Annemarie Jacir has done something remarkable in her sophomore feature film. She’s managed to couch the tricky subject of the 1967 Palestinian-Israeli war into the romanticised tale of a mother’s love for her son. Read more here. Criticwire grade: A

"Yellow"

Nick Cassavetes has yet to hit on a filmmaking style to rival his father's legacy, but with "Yellow," the director of "The Notebook" presents a relentlessly unhinged portrait of emotional turmoil with bold stabs at expressionistic representation at every turn.
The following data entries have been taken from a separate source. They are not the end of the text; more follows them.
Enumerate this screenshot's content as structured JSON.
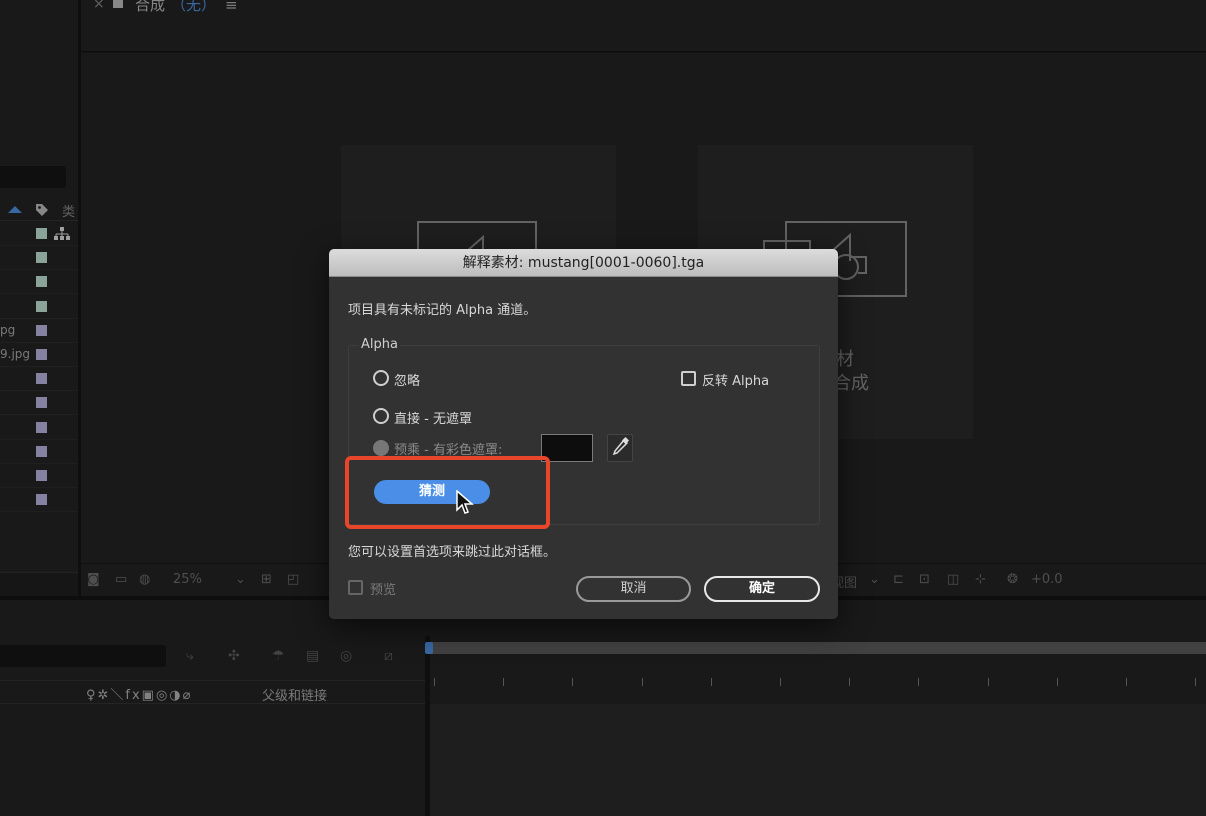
{
  "comp_panel": {
    "close": "×",
    "tab_title": "合成",
    "tab_none": "（无）",
    "menu": "≡",
    "card_right_line1": "素材",
    "card_right_line2": "合成"
  },
  "project_panel": {
    "type_col": "类",
    "rows": [
      {
        "name": "",
        "color": "#bfe3d6"
      },
      {
        "name": "",
        "color": "#bfe3d6"
      },
      {
        "name": "",
        "color": "#bfe3d6"
      },
      {
        "name": "",
        "color": "#bfe3d6"
      },
      {
        "name": "pg",
        "color": "#b9b3e0"
      },
      {
        "name": "9.jpg",
        "color": "#b9b3e0"
      },
      {
        "name": "",
        "color": "#b9b3e0"
      },
      {
        "name": "",
        "color": "#b9b3e0"
      },
      {
        "name": "",
        "color": "#b9b3e0"
      },
      {
        "name": "",
        "color": "#b9b3e0"
      },
      {
        "name": "",
        "color": "#b9b3e0"
      },
      {
        "name": "",
        "color": "#b9b3e0"
      }
    ]
  },
  "viewer_toolbar": {
    "zoom": "25%",
    "zoom_caret": "⌄",
    "exposure": "+0.0",
    "view_label": "视图"
  },
  "timeline": {
    "parent_col": "父级和链接",
    "switch_icons": "♀✲＼fx▣◎◑⌀"
  },
  "dialog": {
    "title": "解释素材: mustang[0001-0060].tga",
    "message": "项目具有未标记的 Alpha 通道。",
    "group_label": "Alpha",
    "option_ignore": "忽略",
    "option_straight": "直接 - 无遮罩",
    "option_premultiplied": "预乘 - 有彩色遮罩:",
    "invert_alpha": "反转 Alpha",
    "guess_button": "猜测",
    "hint": "您可以设置首选项来跳过此对话框。",
    "preview": "预览",
    "cancel": "取消",
    "ok": "确定"
  },
  "colors": {
    "accent": "#4a8ee8",
    "highlight": "#e8452a",
    "label_green": "#bfe3d6",
    "label_purple": "#b9b3e0"
  }
}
It's not only Cassavetes best movie but a fascinating alternative to conventional melodrama that burrows inside its troubled protagonist's head and unleashes her emotions in vivid terms. No matter how messy it gets, "Yellow" renders a troubled subjectivity with striking creativity. Read more here. Criticwire grade: B+

"Zaytoun"
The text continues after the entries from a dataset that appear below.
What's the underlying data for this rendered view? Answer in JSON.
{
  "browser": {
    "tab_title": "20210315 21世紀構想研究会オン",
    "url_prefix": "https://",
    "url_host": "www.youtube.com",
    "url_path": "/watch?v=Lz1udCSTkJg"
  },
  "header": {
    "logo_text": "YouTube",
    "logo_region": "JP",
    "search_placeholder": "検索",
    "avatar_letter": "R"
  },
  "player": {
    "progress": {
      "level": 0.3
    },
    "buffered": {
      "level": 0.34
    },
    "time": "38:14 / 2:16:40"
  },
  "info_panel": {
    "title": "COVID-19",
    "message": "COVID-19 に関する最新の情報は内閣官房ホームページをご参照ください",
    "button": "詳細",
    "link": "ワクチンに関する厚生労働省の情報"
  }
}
The suggestion is that all enemies can get along once they get to know each other, even in the most desperate of circumstances. Dream away. In this expression of Israeli-Arab wish fulfillment, written by Nader Rizq, a Palestinian living in the U.S., there’s too much warm-hearted optimism for either Israelis or Arabs to take it too seriously. Read more here. Criticwire grade: B
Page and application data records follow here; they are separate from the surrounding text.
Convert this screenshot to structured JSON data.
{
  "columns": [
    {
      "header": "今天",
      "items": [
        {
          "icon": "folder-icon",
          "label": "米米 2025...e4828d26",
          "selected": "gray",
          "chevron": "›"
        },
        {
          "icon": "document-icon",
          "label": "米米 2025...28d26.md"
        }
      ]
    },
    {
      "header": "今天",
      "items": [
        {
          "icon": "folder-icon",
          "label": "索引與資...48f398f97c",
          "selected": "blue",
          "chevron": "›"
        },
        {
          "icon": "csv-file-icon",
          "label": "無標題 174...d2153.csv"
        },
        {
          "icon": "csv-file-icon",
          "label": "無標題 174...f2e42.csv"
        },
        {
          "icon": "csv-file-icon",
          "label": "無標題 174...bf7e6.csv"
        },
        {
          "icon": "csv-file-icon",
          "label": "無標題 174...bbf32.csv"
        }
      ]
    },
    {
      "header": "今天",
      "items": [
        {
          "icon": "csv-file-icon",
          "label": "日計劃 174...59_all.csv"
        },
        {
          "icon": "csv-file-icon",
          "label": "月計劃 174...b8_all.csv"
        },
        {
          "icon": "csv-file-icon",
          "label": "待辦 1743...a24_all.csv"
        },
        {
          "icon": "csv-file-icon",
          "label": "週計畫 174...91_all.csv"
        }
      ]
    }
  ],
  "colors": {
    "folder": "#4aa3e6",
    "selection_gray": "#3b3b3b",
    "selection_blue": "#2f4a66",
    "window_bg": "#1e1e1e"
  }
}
"The Act of Killing"
 
"After the Battle"
 
"Amour"
 
"Antiviral"
 
"Argo"
 
"At Any Price"
 
"Berberian Sound Studio"
 
"Beyond the Hills"
 
"The Capsule"
 
"Far From Afghanistan"
 
"Frances Ha"
 
"The Gatekeepers"
 
"Ginger and Rosa"
 
"In the Fog"
 
"The Hunt"
 
"Hyde Park on Hudson"
 
"Jayne Mansfield's Car"
 
"The Last Time I Saw Macao"
 
"Leviathan"
 
"Like Someone in Love"
 
"Looper"
 
"Lore"
 
"Love, Marilyn"
 
"Midnight's Children"
 
"Mekong Hotel"
 
"Me and You"
 
"More Than Honey"
 
"Museum Hours"
 
"No"
 
"On the Road"
 
"The Paperboy"
 
"Paradise: Love"
 
"The Pervert's Guide to Ideology"
 
"Post Tenebras Lux"
 
"Reality"
 
"Room 237"
 
"Rust and Bone"
 
"The Sapphires"
 
"The Sessions"
 
"Sightseers"
 
"Spring Breakers"
 
"Stories We Tell"
 
"Tabu"
 
"Tower"
 
"War Witch"
 
"The Act of Killing"
 
"After the Battle"
 
"Amour"
 
"Antiviral"
 
"Argo"
 
"At Any Price"
 
"Berberian Sound Studio"
 
"Beyond the Hills"
 
"The Capsule"
 
"Far From Afghanistan"
 
"Frances Ha"
 
"The Gatekeepers"
 
"Ginger and Rosa"
 
"In the Fog"
 
"The Hunt"
 
"Hyde Park on Hudson"
 
"Jayne Mansfield's Car"
 
"The Last Time I Saw Macao"
 
"Leviathan"
 
"Like Someone in Love"
 
"Looper"
 
"Lore"
 
"Love, Marilyn"
 
"Midnight's Children"
 
"Mekong Hotel"
 
"Me and You"
 
"More Than Honey"
 
"Museum Hours"
 
"No"
 
"On the Road"
 
"The Paperboy"
 
"Paradise: Love"
 
"The Pervert's Guide to Ideology"
 
"Post Tenebras Lux"
 
"Reality"
 
"Room 237"
 
"Rust and Bone"
 
"The Sapphires"
 
"The Sessions"
 
"Sightseers"
 
"Spring Breakers"
 
"Stories We Tell"
 
"Tabu"
 
"Tower"
 
"War Witch"

This article is related to: Reviews, Toronto International Film Festival, The Act of Killing, At Any Price, Amour, Antiviral, Argo, Berberian Sound Studio, Beyond The Hills, The Capsule, Far from Afghanistan, Frances Ha, The Gatekeepers, Ginger and Rosa, In the Fog, The Hunt, Hyde Park on Hudson, Jayne Mansfield's Car, The Last Time I Saw Macao, Leviathan, Like Someone In Love, Lore, Love, Marilyn, Midnight's Children, Mekong Hotel, Me and You, More Than Honey, Museum Hours, On The Road, The Paperboy, Paradies: Liebe, Post Tenebras Lux, Reality, Room 237, Rust and Bone, The Sapphires, The Sessions, Sightseers, Spring Breakers, Stories We Tell, Tabu, Tower, War Witch (Rebelle), Watchtower, The Perks of Being a Wallflower, Home Again, The Impossible, Thanks for Sharing, Fill the Void, Zaytoun, Fidaï, 7 Boxes, Love is All You Need, Quartet, Mr. Pip, Great Expectations, Arthur Newman, The Lords of Salem, The Secret Disco Revolution, What Maisie Knew, What Richard Did, Foxfire: Confessions of a Girl Gang, The Iceman, Once Upon a Time Was I, Verônica, Blancanieves, Mumbai's King, The Reluctant Fundamentalist, Yellow, Passion, As if We Were Catching a Cobra, Just the Wind (Csak a szél), Peaches Does Herself, Lunarcy!, Pieta, The Patience Stone, Reincarnated , English Vinglish , Iceberg Slim: Portrait of a Pimp, Disconnect, Road North, The Fitzgerald Family Christmas, Pusher